The data:
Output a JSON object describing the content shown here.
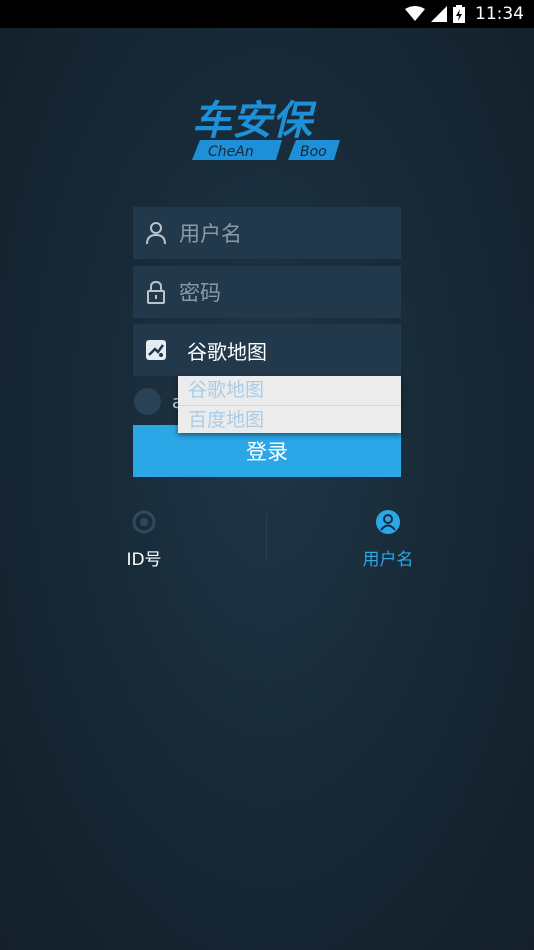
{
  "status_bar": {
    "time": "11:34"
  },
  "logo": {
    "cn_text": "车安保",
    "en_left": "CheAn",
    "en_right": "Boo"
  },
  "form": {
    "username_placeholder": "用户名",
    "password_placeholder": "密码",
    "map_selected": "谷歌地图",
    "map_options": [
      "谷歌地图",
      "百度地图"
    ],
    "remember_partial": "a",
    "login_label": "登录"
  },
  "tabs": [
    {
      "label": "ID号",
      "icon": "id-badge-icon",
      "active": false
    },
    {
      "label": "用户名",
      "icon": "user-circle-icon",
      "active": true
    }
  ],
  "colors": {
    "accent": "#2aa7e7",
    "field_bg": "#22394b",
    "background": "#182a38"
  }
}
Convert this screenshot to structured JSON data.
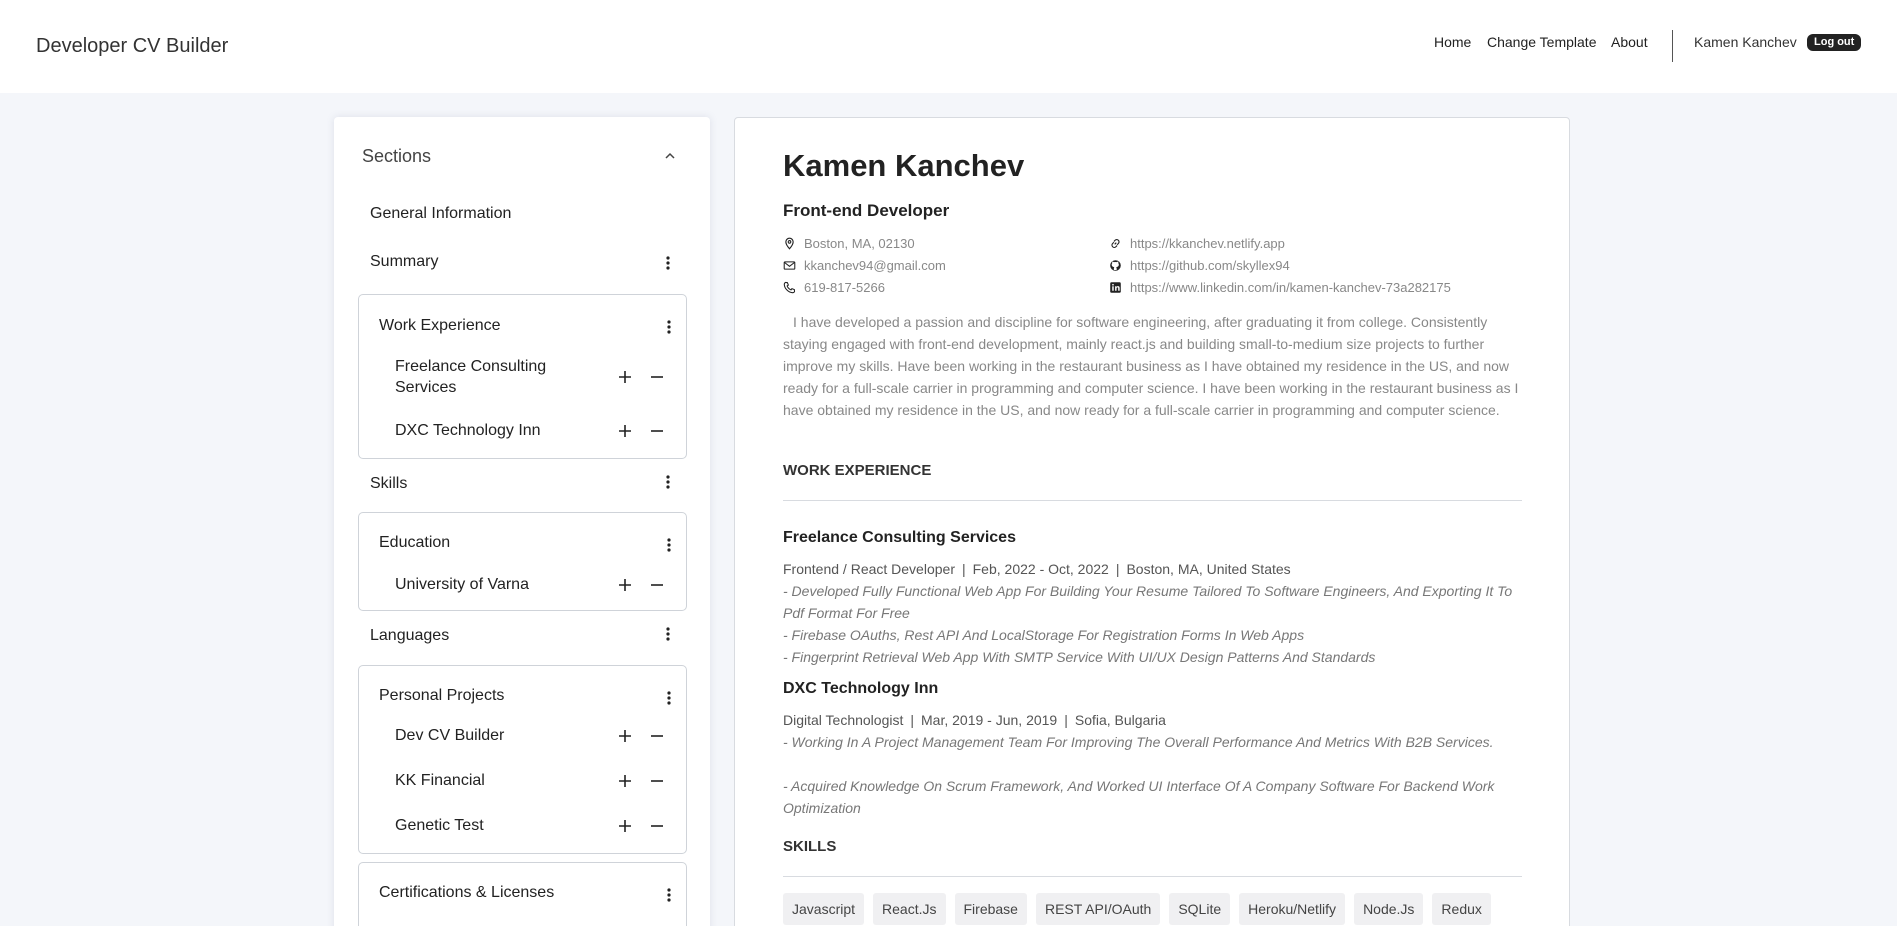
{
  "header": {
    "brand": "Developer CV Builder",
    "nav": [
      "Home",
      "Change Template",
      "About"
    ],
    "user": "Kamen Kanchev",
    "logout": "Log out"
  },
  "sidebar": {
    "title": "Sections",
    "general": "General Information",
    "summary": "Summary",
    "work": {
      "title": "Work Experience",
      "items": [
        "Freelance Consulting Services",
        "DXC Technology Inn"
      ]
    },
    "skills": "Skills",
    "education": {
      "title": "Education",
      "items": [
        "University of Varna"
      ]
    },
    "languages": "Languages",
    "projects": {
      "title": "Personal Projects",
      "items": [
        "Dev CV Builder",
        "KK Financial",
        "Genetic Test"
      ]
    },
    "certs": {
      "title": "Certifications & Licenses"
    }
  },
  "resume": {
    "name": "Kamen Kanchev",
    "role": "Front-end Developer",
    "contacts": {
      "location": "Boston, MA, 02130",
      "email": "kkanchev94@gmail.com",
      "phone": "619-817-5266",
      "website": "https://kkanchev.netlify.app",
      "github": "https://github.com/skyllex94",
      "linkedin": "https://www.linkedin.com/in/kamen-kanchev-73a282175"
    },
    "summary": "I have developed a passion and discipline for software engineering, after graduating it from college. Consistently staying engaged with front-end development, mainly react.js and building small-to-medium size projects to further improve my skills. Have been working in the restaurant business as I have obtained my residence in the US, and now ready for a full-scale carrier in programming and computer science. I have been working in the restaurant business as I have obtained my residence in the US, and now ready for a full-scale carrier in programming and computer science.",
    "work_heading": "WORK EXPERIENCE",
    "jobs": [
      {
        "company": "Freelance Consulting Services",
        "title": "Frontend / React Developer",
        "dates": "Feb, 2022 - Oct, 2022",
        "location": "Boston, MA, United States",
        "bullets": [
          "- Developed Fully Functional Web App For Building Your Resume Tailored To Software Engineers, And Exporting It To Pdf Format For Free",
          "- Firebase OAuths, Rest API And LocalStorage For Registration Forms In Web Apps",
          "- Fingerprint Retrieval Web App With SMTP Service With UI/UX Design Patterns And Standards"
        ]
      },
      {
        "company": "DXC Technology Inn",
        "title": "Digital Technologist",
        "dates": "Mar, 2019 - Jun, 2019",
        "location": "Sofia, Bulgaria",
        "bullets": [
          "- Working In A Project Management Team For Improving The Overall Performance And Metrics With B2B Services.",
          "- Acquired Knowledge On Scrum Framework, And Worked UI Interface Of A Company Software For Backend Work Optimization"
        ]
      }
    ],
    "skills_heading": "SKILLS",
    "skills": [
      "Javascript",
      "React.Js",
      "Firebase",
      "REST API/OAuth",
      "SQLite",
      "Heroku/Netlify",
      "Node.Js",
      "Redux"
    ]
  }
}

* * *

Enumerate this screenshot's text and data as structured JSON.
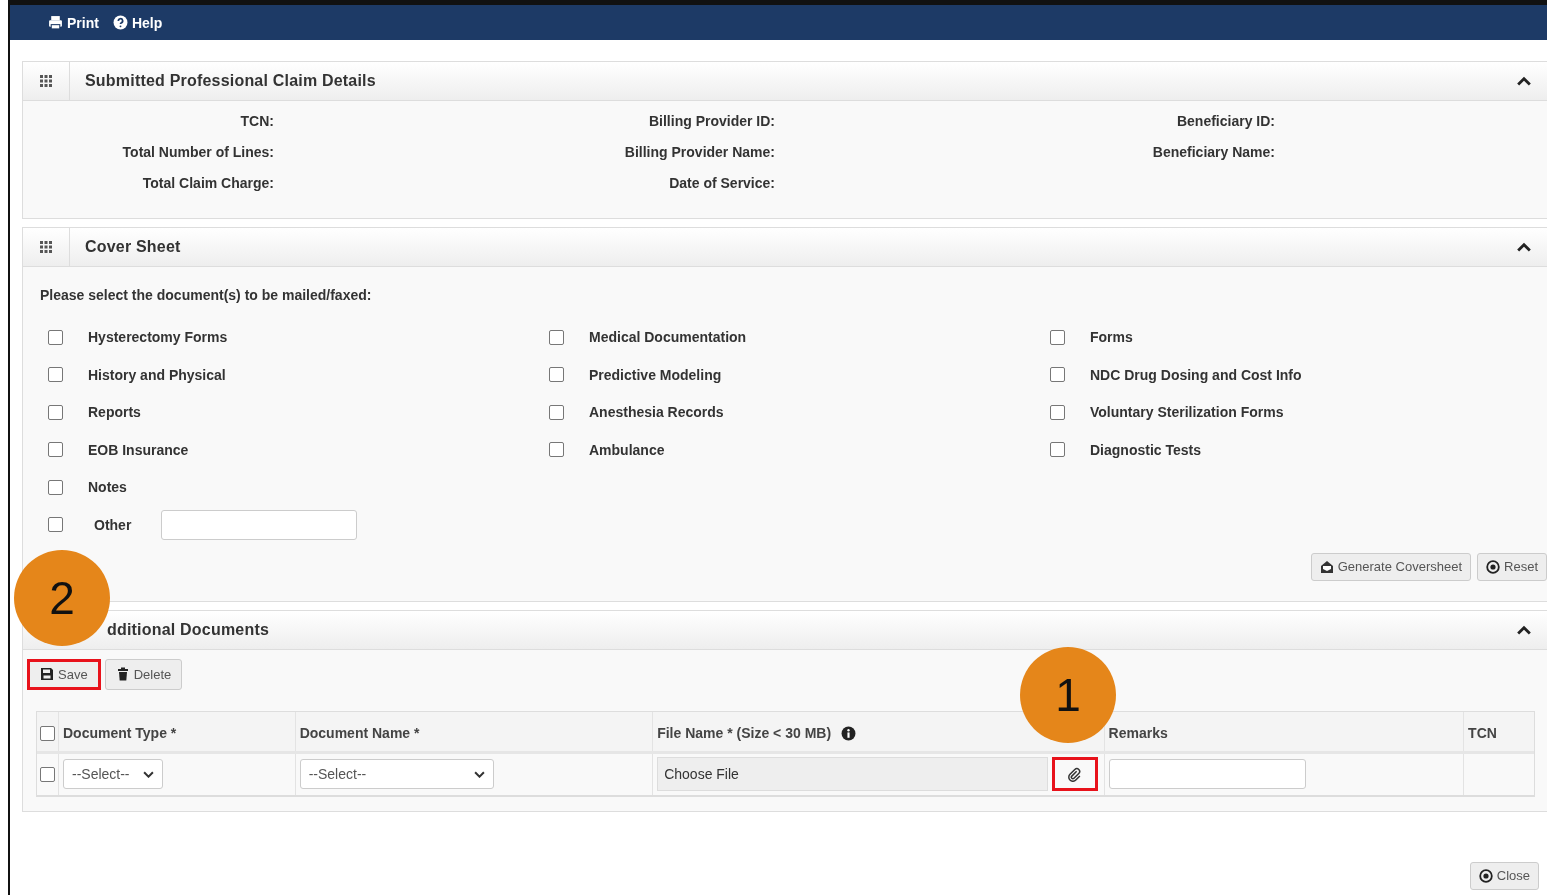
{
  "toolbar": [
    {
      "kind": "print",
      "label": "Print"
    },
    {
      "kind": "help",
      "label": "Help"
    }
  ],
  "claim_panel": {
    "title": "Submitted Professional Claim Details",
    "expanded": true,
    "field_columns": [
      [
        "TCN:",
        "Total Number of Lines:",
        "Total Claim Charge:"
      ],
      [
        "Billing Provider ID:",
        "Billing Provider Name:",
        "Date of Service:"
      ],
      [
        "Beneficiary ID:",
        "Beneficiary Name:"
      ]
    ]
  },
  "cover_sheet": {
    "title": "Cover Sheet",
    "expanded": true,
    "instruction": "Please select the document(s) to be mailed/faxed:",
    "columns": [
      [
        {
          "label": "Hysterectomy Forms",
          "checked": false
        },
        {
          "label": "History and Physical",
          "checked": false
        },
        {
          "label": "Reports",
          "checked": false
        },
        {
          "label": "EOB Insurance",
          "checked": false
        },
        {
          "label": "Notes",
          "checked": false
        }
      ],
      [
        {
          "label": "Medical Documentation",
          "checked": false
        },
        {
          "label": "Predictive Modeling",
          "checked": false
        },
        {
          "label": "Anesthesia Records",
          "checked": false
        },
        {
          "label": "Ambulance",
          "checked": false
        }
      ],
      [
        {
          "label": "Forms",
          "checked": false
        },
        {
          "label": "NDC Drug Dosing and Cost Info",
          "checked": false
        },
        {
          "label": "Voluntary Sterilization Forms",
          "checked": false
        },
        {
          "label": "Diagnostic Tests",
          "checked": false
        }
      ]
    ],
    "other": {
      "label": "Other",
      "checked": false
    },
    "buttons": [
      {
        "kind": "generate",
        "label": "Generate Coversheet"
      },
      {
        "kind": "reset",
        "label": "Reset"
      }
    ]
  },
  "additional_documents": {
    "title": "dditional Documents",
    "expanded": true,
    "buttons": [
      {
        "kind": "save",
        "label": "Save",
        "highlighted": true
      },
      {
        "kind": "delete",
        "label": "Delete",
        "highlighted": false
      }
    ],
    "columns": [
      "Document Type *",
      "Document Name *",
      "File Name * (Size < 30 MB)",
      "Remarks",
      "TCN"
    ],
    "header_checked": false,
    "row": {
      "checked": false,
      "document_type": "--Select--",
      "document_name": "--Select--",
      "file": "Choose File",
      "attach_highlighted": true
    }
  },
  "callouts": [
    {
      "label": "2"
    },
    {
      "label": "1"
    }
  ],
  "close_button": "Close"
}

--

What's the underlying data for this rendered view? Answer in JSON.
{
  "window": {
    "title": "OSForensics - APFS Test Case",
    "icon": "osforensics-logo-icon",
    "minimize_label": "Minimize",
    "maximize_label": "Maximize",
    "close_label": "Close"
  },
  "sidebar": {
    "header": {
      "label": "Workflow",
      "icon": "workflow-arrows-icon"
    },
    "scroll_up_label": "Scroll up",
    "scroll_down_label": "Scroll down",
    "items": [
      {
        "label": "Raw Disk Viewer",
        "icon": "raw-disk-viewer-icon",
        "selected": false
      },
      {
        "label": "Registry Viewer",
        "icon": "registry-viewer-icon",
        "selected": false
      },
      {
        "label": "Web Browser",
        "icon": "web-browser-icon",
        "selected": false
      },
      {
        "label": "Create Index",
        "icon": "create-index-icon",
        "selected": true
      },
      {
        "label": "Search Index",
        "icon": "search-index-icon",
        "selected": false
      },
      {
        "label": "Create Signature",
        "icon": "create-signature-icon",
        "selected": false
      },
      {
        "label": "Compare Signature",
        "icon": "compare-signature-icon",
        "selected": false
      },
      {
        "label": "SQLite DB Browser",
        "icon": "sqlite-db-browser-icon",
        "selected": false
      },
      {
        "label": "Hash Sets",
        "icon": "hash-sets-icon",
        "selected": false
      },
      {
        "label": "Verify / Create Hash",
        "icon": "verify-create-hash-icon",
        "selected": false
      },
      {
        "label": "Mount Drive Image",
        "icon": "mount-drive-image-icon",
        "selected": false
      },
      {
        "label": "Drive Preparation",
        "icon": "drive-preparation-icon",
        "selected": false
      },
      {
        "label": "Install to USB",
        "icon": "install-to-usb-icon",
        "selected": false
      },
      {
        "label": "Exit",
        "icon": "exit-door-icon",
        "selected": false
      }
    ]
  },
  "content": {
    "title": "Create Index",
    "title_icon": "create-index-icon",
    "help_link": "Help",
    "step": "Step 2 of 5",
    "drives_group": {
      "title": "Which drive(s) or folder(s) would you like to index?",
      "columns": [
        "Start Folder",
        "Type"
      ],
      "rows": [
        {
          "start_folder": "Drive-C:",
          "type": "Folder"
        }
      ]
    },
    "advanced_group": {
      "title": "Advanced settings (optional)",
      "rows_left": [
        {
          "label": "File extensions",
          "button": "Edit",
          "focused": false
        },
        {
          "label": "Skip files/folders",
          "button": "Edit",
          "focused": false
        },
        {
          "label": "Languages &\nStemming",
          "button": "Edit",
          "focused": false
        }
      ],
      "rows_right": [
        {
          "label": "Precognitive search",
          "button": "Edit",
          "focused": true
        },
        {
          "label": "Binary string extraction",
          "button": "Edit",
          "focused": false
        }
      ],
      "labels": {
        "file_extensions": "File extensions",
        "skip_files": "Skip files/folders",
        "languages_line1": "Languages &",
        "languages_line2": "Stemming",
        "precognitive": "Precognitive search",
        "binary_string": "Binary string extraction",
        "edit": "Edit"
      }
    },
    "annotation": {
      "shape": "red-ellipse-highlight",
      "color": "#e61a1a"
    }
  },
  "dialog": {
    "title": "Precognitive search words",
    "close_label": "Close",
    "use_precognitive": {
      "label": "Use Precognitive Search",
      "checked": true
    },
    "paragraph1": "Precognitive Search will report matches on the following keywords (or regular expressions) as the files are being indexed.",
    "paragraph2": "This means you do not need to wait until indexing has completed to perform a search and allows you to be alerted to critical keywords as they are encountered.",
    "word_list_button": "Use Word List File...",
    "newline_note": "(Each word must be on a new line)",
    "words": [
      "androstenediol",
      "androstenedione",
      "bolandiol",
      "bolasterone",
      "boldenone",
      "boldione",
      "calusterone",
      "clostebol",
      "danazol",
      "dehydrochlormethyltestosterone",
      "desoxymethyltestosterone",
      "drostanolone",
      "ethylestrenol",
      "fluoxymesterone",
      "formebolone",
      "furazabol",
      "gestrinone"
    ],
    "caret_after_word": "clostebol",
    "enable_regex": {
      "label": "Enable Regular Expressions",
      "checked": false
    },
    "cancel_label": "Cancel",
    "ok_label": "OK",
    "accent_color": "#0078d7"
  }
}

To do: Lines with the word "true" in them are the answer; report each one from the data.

Answer to the exercise:
      "active": true
    "expanded": true,
    "expanded": true,
    "expanded": true,
        "highlighted": true
      "attach_highlighted": true
        "selected": true
          "focused": true
      "checked": true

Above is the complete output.